About this task
Show, from the records below, all lines that contain the word "Defines".

Available records
■ ■ ■ ■ ■ ■ ■

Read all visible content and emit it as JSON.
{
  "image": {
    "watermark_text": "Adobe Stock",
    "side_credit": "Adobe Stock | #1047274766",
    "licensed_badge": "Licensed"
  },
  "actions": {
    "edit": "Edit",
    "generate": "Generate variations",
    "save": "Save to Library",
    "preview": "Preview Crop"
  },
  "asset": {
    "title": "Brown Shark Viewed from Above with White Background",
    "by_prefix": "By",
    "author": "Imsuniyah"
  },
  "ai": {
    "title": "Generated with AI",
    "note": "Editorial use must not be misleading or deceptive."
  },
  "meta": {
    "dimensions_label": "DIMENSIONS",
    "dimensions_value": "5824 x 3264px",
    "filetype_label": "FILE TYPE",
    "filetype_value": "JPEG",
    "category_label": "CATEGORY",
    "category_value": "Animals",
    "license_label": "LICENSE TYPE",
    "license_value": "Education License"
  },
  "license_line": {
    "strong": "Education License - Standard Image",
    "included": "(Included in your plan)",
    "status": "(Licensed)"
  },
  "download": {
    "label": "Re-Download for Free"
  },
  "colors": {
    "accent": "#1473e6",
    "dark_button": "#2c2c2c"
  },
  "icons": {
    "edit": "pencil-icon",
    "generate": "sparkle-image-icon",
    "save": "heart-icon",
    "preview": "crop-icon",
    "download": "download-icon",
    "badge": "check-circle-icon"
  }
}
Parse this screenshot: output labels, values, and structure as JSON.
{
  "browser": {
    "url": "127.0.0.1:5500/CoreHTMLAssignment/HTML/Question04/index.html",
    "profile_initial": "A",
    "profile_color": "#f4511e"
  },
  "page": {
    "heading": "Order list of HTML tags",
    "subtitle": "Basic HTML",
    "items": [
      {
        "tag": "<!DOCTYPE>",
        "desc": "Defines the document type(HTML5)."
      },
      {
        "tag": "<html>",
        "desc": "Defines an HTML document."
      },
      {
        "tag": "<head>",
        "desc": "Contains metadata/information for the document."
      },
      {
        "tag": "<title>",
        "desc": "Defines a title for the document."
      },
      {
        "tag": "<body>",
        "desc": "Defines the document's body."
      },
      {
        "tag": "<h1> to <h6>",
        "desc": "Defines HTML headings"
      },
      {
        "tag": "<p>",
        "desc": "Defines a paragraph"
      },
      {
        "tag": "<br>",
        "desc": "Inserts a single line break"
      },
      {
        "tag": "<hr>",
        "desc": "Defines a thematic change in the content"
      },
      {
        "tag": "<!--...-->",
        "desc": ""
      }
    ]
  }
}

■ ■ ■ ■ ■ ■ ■

Answer to this task
        "desc": "Defines the document type(HTML5)."
        "desc": "Defines an HTML document."
        "desc": "Defines a title for the document."
        "desc": "Defines the document's body."
        "desc": "Defines HTML headings"
        "desc": "Defines a paragraph"
        "desc": "Defines a thematic change in the content"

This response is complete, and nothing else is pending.